“This reform goes against the trend of lowering effective tax rates, which have been in a downward spiral for years. Many countries have been lowering their taxes in response to competition from tax havens. This means that, on the one hand, the reform addresses the issue of tax justice. On the other hand, the timing of the G7 agreement is also a reaction to rising public deficits in the wake of the covid-19 pandemic,” says Christian Schmitt, senior portfolio manager at Ethenea.

Schmitt believes it is too early to quantify the precise impact of the reform on corporate profits--and, by extension, on stock markets--due to a lack of precision and the absence of a global consensus. It is furthermore conceivable that the reform will have different impacts in different sectors.

Still, he sees two camps emerging. One would include sectors that are already heavily taxed, such as energy or automobiles, and whose capital-intensive activities do not favour profit-shifting. “These will probably not bear an additional tax burden.”

The other would be sectors that have emphasised digital business models and intellectual property, places where tax has systematically been avoided in the past. “This is particularly relevant to the pharmaceutical and technology sectors,” Schmitt comments. While this latter camp appears in principle more vulnerable to the tax increase, he believes that “due to the low proportional reallocation--it applies to 20% of profits above a 10% margin--and the also relatively low minimum tax--15%--the new tax deal will have only a moderate impact on corporate profits and share valuations.”

Schmitt continues: “On a broad scale, the overall reform will therefore have no structural effect on the market.” He extends this reasoning to the Biden administration’s plan to increase the US corporate tax rate from 21% to 28%. “Based on valuation models, this measure could have a single-digit impact on the US equity market. However, we can assume that this expected US tax increase has already been factored into the market to some extent, as it was announced at the end of March.”

For Schmitt, the projected marginal effects of the tax reform on the stock markets should not, however, stop investors from reassessing their sector and geographic allocations.

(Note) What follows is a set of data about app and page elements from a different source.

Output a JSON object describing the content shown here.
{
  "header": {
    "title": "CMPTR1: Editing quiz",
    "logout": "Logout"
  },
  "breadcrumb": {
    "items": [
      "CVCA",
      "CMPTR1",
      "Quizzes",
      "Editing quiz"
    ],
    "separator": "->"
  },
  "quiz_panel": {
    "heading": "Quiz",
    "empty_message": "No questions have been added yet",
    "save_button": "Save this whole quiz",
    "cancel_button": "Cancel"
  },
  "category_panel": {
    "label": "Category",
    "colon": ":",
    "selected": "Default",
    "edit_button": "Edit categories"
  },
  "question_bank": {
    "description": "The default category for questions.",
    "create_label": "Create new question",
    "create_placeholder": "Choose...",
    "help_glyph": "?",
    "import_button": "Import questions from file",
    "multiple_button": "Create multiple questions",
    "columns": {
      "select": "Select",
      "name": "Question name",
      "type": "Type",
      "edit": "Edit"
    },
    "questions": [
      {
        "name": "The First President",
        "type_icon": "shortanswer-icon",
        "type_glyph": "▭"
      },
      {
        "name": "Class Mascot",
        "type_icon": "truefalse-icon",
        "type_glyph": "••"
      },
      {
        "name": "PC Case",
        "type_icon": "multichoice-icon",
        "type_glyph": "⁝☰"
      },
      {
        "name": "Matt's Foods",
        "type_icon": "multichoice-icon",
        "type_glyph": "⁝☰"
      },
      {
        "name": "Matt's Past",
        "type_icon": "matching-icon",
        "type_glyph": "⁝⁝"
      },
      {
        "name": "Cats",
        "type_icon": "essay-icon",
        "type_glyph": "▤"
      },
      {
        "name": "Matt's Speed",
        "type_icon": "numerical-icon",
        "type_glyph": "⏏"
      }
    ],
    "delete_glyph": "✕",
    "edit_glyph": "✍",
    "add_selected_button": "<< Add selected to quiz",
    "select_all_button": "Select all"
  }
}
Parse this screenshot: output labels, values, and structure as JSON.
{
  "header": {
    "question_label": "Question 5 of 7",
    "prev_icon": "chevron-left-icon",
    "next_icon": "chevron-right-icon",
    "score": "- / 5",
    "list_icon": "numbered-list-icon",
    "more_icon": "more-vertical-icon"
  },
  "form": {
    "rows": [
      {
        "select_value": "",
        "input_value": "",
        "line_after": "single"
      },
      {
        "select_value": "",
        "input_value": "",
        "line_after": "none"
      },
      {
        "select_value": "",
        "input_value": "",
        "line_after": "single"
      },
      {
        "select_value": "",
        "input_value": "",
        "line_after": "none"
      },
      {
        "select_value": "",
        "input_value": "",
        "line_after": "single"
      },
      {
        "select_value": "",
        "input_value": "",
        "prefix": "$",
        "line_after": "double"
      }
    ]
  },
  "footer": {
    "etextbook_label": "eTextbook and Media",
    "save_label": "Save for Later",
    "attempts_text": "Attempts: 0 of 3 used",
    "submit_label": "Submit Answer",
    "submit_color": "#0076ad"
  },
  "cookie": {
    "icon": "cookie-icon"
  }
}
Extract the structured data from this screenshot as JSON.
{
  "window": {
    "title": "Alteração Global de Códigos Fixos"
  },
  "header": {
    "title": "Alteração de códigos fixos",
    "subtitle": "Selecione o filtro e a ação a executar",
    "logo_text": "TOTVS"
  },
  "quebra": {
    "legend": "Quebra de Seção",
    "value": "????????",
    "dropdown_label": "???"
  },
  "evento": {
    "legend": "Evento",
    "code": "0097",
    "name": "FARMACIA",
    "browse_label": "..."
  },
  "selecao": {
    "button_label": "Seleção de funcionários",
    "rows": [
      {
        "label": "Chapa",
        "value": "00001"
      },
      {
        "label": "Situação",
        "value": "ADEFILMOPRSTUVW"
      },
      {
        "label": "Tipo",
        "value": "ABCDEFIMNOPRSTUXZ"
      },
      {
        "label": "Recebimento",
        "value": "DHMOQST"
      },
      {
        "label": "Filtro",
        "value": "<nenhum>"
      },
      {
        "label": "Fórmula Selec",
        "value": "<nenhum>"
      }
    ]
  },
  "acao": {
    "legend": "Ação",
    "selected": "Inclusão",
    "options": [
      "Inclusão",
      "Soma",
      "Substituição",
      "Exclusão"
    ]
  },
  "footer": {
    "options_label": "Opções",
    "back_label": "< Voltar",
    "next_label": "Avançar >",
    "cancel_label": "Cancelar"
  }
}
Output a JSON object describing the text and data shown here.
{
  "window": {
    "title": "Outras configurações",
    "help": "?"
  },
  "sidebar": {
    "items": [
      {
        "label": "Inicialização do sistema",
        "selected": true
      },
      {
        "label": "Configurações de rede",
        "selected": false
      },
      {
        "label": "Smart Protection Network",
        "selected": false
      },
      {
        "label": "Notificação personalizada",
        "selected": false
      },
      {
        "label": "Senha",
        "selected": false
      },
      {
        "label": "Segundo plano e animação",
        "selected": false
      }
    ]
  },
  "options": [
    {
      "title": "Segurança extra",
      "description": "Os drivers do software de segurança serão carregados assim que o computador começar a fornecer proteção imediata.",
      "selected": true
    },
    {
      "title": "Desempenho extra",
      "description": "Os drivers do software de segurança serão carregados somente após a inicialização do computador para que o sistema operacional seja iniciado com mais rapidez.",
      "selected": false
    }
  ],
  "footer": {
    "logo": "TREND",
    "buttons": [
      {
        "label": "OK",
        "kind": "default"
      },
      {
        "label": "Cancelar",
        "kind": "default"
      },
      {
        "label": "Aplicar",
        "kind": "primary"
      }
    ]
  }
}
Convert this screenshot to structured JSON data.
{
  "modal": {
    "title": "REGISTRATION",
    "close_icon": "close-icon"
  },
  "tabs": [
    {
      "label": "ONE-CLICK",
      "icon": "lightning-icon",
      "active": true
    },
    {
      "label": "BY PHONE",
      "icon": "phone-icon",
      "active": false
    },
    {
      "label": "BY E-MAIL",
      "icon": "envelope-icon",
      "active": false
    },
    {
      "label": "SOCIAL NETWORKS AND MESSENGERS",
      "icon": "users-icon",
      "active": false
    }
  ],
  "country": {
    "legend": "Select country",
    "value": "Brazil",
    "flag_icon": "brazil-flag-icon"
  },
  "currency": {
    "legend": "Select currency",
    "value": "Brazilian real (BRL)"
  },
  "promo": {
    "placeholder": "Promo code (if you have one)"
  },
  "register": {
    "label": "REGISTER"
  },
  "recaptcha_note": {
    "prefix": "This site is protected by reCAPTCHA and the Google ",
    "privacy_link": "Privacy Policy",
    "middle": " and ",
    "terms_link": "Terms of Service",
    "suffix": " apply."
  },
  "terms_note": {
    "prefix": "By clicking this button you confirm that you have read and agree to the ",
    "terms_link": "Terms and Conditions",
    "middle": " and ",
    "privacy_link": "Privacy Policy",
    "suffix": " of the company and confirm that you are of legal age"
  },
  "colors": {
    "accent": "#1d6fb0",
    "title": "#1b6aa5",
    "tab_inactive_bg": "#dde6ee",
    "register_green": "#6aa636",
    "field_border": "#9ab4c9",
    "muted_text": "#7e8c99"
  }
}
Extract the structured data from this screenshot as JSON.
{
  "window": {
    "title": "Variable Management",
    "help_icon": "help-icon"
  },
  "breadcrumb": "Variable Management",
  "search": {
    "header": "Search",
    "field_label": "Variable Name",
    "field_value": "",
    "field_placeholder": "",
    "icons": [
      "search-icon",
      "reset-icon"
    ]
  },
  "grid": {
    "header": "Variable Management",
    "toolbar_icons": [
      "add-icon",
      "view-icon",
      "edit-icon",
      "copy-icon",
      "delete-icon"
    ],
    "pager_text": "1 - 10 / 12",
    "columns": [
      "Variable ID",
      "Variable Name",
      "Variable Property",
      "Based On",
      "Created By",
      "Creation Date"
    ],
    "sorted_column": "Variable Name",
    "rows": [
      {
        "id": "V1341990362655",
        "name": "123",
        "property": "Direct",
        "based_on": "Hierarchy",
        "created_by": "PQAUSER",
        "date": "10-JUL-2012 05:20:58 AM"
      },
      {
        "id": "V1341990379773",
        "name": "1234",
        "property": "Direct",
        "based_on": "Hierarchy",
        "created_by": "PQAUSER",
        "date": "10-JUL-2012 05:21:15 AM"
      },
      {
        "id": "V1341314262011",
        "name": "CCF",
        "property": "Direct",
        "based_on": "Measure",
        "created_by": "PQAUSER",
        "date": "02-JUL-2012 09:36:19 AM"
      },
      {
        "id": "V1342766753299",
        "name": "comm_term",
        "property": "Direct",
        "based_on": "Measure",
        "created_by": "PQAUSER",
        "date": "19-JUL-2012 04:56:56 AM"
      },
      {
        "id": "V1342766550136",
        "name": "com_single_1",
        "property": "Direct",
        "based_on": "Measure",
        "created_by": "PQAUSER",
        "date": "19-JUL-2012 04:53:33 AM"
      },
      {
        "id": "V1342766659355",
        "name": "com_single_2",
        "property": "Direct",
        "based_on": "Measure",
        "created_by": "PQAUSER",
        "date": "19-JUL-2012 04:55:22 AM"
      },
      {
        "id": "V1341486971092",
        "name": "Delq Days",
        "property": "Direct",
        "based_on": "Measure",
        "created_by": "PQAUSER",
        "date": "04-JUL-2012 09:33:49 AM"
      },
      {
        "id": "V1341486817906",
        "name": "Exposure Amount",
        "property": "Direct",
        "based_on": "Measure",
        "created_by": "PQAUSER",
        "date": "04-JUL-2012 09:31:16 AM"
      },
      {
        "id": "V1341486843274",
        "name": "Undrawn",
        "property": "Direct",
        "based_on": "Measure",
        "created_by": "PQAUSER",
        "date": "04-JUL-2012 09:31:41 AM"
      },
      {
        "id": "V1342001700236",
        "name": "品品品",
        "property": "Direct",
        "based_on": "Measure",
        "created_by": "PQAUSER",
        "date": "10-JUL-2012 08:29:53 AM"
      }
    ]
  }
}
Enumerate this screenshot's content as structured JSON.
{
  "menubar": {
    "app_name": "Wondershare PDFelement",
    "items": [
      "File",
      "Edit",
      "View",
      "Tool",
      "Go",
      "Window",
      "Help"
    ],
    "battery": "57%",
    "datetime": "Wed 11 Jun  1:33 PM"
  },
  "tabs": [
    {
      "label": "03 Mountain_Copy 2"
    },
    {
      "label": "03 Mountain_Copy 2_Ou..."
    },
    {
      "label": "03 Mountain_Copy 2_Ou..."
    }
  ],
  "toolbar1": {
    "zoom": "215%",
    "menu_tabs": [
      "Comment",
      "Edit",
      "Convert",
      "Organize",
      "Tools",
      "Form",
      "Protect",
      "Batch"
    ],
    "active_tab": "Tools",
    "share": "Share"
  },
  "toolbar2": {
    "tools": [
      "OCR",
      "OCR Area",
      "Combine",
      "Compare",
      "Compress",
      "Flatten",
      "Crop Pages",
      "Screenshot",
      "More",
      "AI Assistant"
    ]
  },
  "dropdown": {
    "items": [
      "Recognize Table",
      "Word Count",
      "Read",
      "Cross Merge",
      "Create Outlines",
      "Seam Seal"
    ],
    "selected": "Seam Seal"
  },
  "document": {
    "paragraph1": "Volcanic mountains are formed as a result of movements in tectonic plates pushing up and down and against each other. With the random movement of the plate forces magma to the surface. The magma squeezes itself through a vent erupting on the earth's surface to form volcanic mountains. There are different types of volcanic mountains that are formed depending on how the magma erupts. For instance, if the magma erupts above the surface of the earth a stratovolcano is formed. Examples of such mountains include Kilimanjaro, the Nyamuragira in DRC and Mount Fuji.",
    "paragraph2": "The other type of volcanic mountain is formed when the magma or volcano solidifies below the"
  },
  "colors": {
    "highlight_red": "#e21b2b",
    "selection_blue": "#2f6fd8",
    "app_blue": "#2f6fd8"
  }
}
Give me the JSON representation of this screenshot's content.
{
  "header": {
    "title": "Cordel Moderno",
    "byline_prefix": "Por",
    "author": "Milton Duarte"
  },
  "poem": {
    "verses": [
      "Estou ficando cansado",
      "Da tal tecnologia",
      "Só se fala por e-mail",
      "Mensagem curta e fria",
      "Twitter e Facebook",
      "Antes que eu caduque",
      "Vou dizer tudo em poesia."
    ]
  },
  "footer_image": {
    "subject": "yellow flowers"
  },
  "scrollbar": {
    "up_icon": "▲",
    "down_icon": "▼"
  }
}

This article was originally published in French by Paperjam and has been translated for Delano